Count how many lines below include the string "thumbs", and give that number without anything else.

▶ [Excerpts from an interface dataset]
· · ·
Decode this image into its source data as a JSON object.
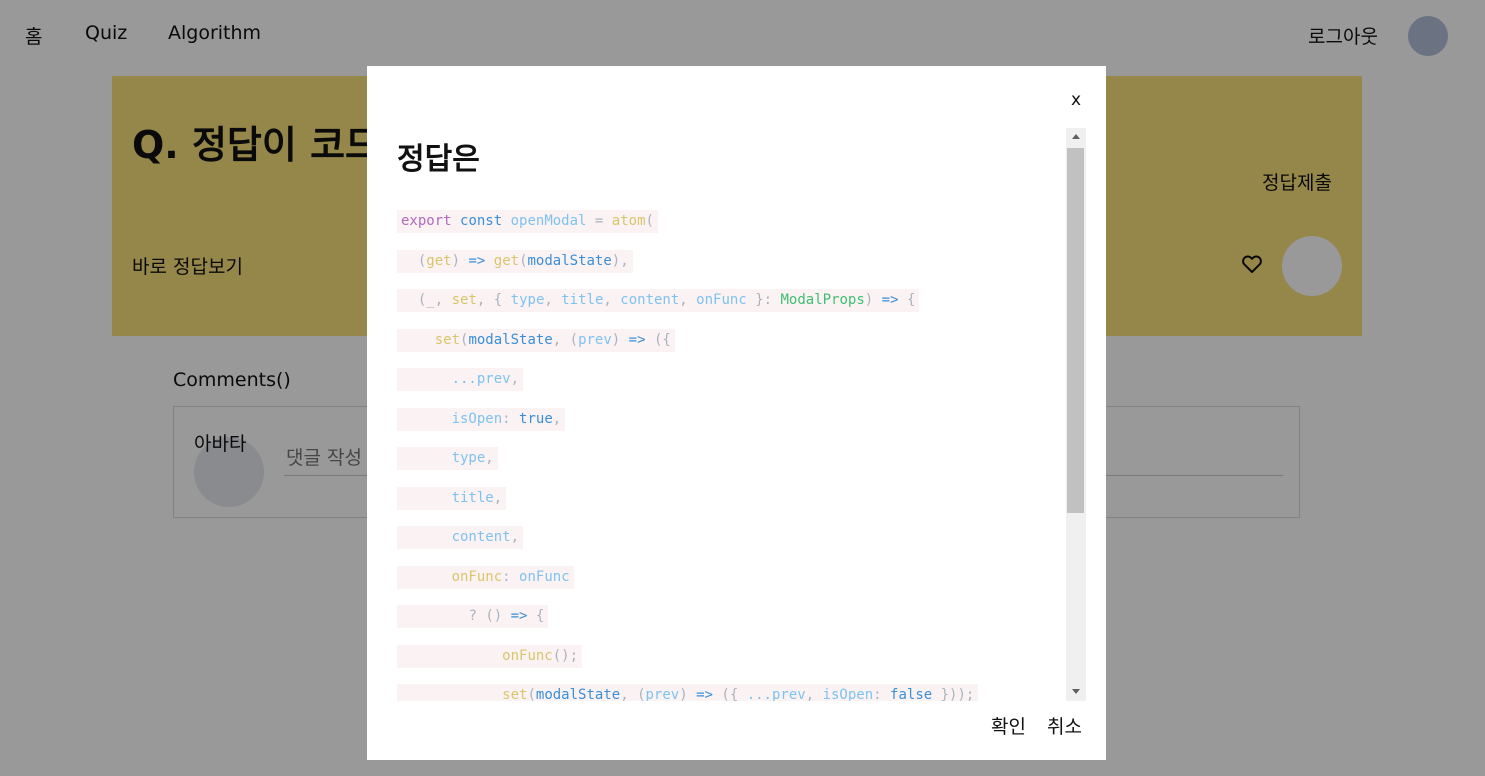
{
  "nav": {
    "home": "홈",
    "quiz": "Quiz",
    "algorithm": "Algorithm",
    "logout": "로그아웃"
  },
  "quiz": {
    "title": "Q. 정답이 코드",
    "submit_answer": "정답제출",
    "view_answer": "바로 정답보기",
    "accent_color": "#f8e27a"
  },
  "comments": {
    "label": "Comments()",
    "avatar_label": "아바타",
    "input_placeholder": "댓글 작성"
  },
  "modal": {
    "close": "x",
    "title": "정답은",
    "confirm": "확인",
    "cancel": "취소"
  },
  "code_lines": [
    "export const openModal = atom(",
    "  (get) => get(modalState),",
    "  (_, set, { type, title, content, onFunc }: ModalProps) => {",
    "    set(modalState, (prev) => ({",
    "      ...prev,",
    "      isOpen: true,",
    "      type,",
    "      title,",
    "      content,",
    "      onFunc: onFunc",
    "        ? () => {",
    "            onFunc();",
    "            set(modalState, (prev) => ({ ...prev, isOpen: false }));"
  ]
}
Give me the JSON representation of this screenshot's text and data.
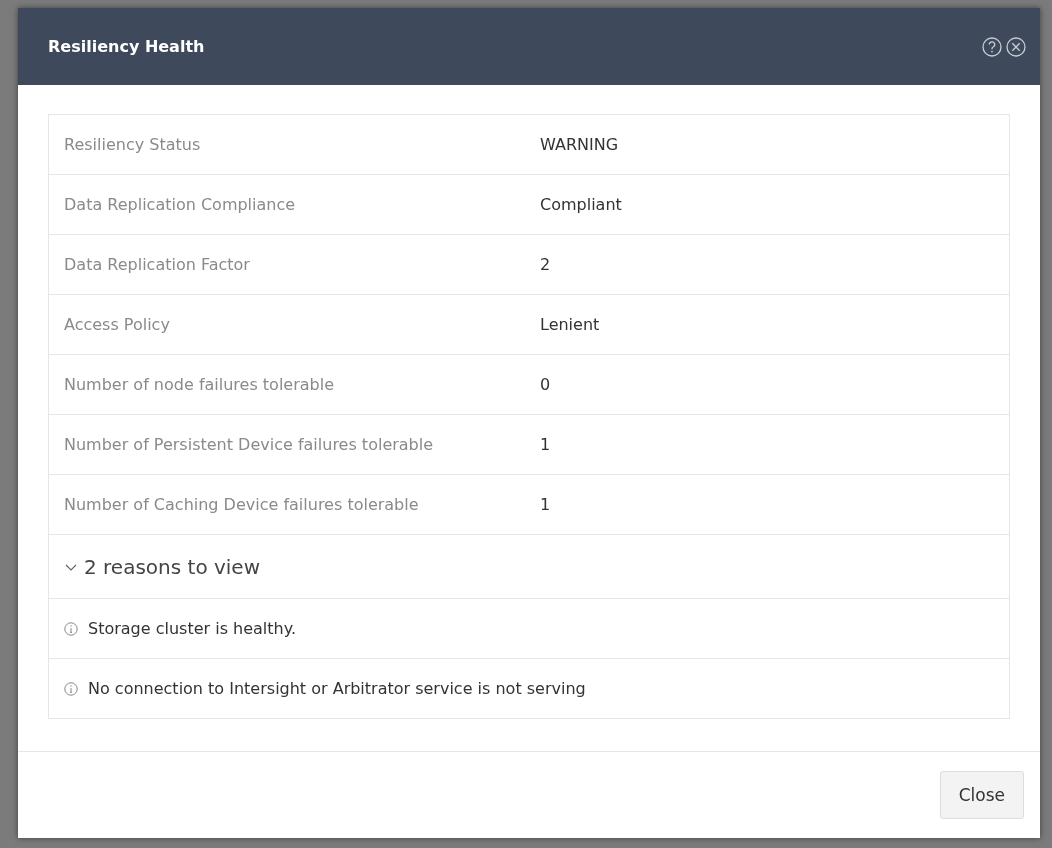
{
  "dialog": {
    "title": "Resiliency Health"
  },
  "properties": [
    {
      "label": "Resiliency Status",
      "value": "WARNING"
    },
    {
      "label": "Data Replication Compliance",
      "value": "Compliant"
    },
    {
      "label": "Data Replication Factor",
      "value": "2"
    },
    {
      "label": "Access Policy",
      "value": "Lenient"
    },
    {
      "label": "Number of node failures tolerable",
      "value": "0"
    },
    {
      "label": "Number of Persistent Device failures tolerable",
      "value": "1"
    },
    {
      "label": "Number of Caching Device failures tolerable",
      "value": "1"
    }
  ],
  "reasons": {
    "label": "2 reasons to view",
    "expanded": true,
    "items": [
      "Storage cluster is healthy.",
      "No connection to Intersight or Arbitrator service is not serving"
    ]
  },
  "buttons": [
    "Close"
  ]
}
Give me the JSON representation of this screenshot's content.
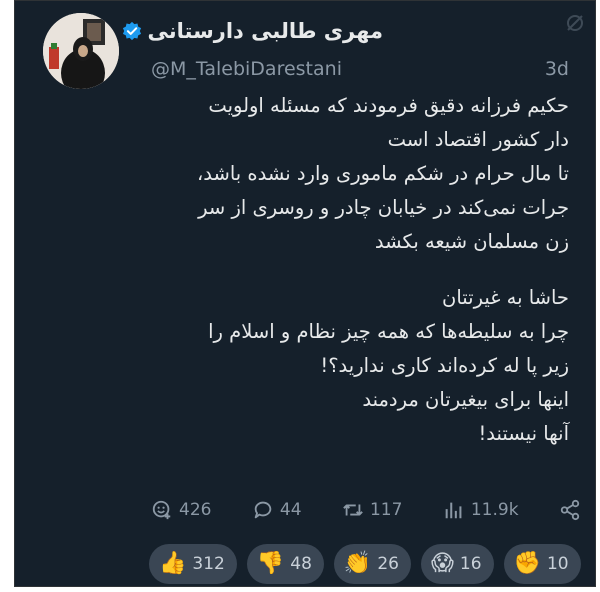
{
  "user": {
    "name": "مهری طالبی دارستانی",
    "handle": "@M_TalebiDarestani",
    "time": "3d"
  },
  "tweet": {
    "lines": [
      "حکیم فرزانه دقیق فرمودند که مسئله اولویت",
      "دار کشور اقتصاد است",
      "تا مال حرام در شکم ماموری وارد نشده باشد،",
      "جرات نمی‌کند در خیابان چادر و روسری از سر",
      "زن مسلمان شیعه بکشد",
      "",
      "حاشا به غیرتتان",
      "چرا به سلیطه‌ها که همه چیز نظام و اسلام را",
      "زیر پا له کرده‌اند کاری ندارید؟!",
      "اینها برای بیغیرتان مردمند",
      "آنها نیستند!"
    ]
  },
  "actions": {
    "reply_count": "426",
    "comment_count": "44",
    "retweet_count": "117",
    "views": "11.9k",
    "icons": [
      "reply-icon",
      "comment-icon",
      "retweet-icon",
      "views-icon",
      "share-icon"
    ]
  },
  "reactions": [
    {
      "emoji": "👍",
      "count": "312",
      "icon": "thumbs-up-icon"
    },
    {
      "emoji": "👎",
      "count": "48",
      "icon": "thumbs-down-icon"
    },
    {
      "emoji": "👏",
      "count": "26",
      "icon": "clapping-icon"
    },
    {
      "emoji": "😱",
      "count": "16",
      "icon": "scream-icon"
    },
    {
      "emoji": "✊",
      "count": "10",
      "icon": "fist-icon"
    }
  ],
  "colors": {
    "background": "#15202b",
    "verified": "#1d9bf0",
    "text": "#e7e9ea",
    "muted": "#8b98a5",
    "pill": "#3a4654"
  }
}
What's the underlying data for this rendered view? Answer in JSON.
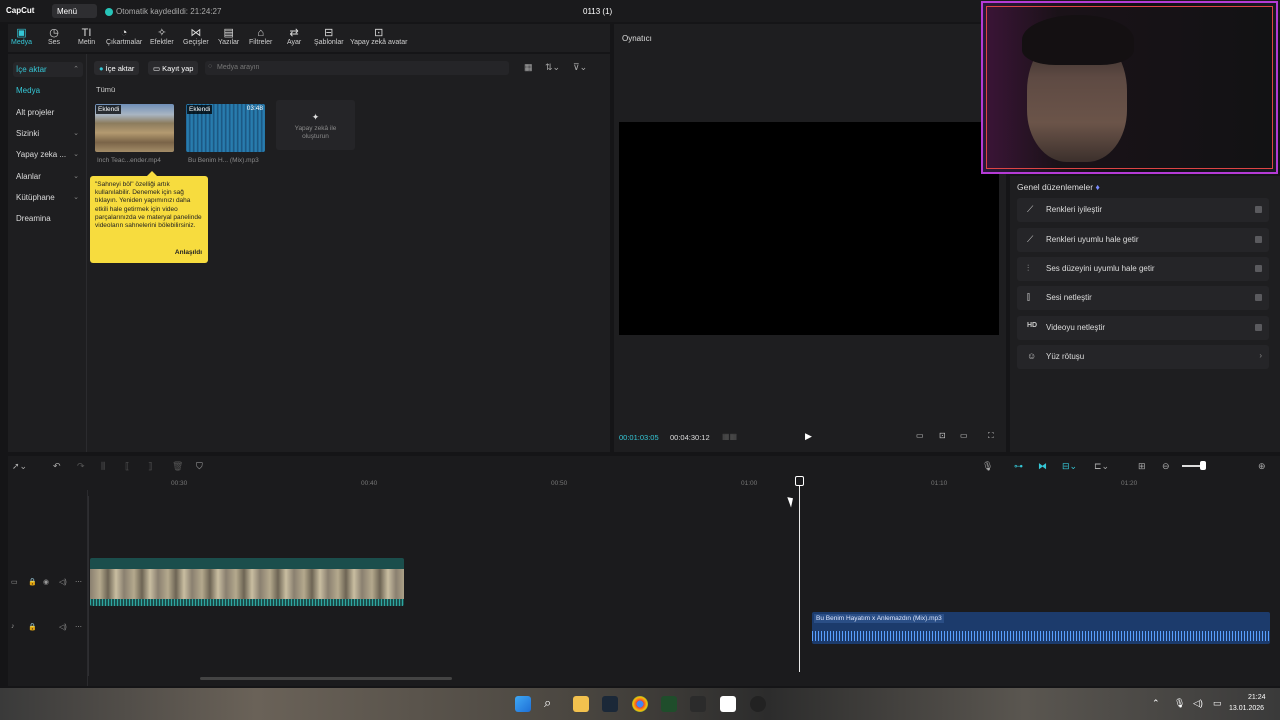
{
  "app": {
    "logo": "CapCut",
    "menu_label": "Menü",
    "autosave": "Otomatik kaydedildi: 21:24:27",
    "project_title": "0113 (1)"
  },
  "toolbar": {
    "items": [
      {
        "label": "Medya",
        "icon": "media-icon"
      },
      {
        "label": "Ses",
        "icon": "audio-icon"
      },
      {
        "label": "Metin",
        "icon": "text-icon"
      },
      {
        "label": "Çıkartmalar",
        "icon": "sticker-icon"
      },
      {
        "label": "Efektler",
        "icon": "effects-icon"
      },
      {
        "label": "Geçişler",
        "icon": "transitions-icon"
      },
      {
        "label": "Yazılar",
        "icon": "captions-icon"
      },
      {
        "label": "Filtreler",
        "icon": "filters-icon"
      },
      {
        "label": "Ayar",
        "icon": "adjust-icon"
      },
      {
        "label": "Şablonlar",
        "icon": "templates-icon"
      },
      {
        "label": "Yapay zekâ avatar",
        "icon": "ai-avatar-icon"
      }
    ]
  },
  "sidenav": {
    "items": [
      {
        "label": "İçe aktar",
        "chev": "⌃"
      },
      {
        "label": "Medya",
        "chev": ""
      },
      {
        "label": "Alt projeler",
        "chev": ""
      },
      {
        "label": "Sizinki",
        "chev": "⌄"
      },
      {
        "label": "Yapay zeka ...",
        "chev": "⌄"
      },
      {
        "label": "Alanlar",
        "chev": "⌄"
      },
      {
        "label": "Kütüphane",
        "chev": "⌄"
      },
      {
        "label": "Dreamina",
        "chev": ""
      }
    ]
  },
  "media": {
    "import_label": "İçe aktar",
    "record_label": "Kayıt yap",
    "search_placeholder": "Medya arayın",
    "filter_label": "Tümü",
    "items": [
      {
        "badge": "Eklendi",
        "caption": "Inch Teac...ender.mp4",
        "duration": ""
      },
      {
        "badge": "Eklendi",
        "caption": "Bu Benim H... (Mix).mp3",
        "duration": "03:48"
      }
    ],
    "ai_create": "Yapay zekâ ile oluşturun"
  },
  "tooltip": {
    "text": "\"Sahneyi böl\" özelliği artık kullanılabilir. Denemek için sağ tıklayın. Yeniden yapımınızı daha etkili hale getirmek için video parçalarınızda ve materyal panelinde videoların sahnelerini bölebilirsiniz.",
    "button": "Anlaşıldı"
  },
  "player": {
    "title": "Oynatıcı",
    "time_current": "00:01:03:05",
    "time_total": "00:04:30:12"
  },
  "adjust_panel": {
    "title": "Genel düzenlemeler",
    "options": [
      {
        "label": "Renkleri iyileştir",
        "icon": "enhance-color-icon",
        "control": "toggle"
      },
      {
        "label": "Renkleri uyumlu hale getir",
        "icon": "color-match-icon",
        "control": "toggle"
      },
      {
        "label": "Ses düzeyini uyumlu hale getir",
        "icon": "volume-normalize-icon",
        "control": "toggle"
      },
      {
        "label": "Sesi netleştir",
        "icon": "audio-enhance-icon",
        "control": "toggle"
      },
      {
        "label": "Videoyu netleştir",
        "icon": "hd-icon",
        "control": "toggle"
      },
      {
        "label": "Yüz rötuşu",
        "icon": "face-retouch-icon",
        "control": "chevron"
      }
    ]
  },
  "timeline": {
    "ticks": [
      "00:30",
      "00:40",
      "00:50",
      "01:00",
      "01:10",
      "01:20"
    ],
    "audio_clip_label": "Bu Benim Hayatım x Anlemazdın (Mix).mp3"
  },
  "taskbar": {
    "time": "21:24",
    "date": "13.01.2026"
  },
  "colors": {
    "accent": "#35c7d6",
    "tooltip_bg": "#f7dc3e",
    "video_clip": "#1b4e4c",
    "audio_clip": "#1c3b6c",
    "webcam_border": "#b53bd6"
  }
}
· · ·
▶ [Response to the exercise]
2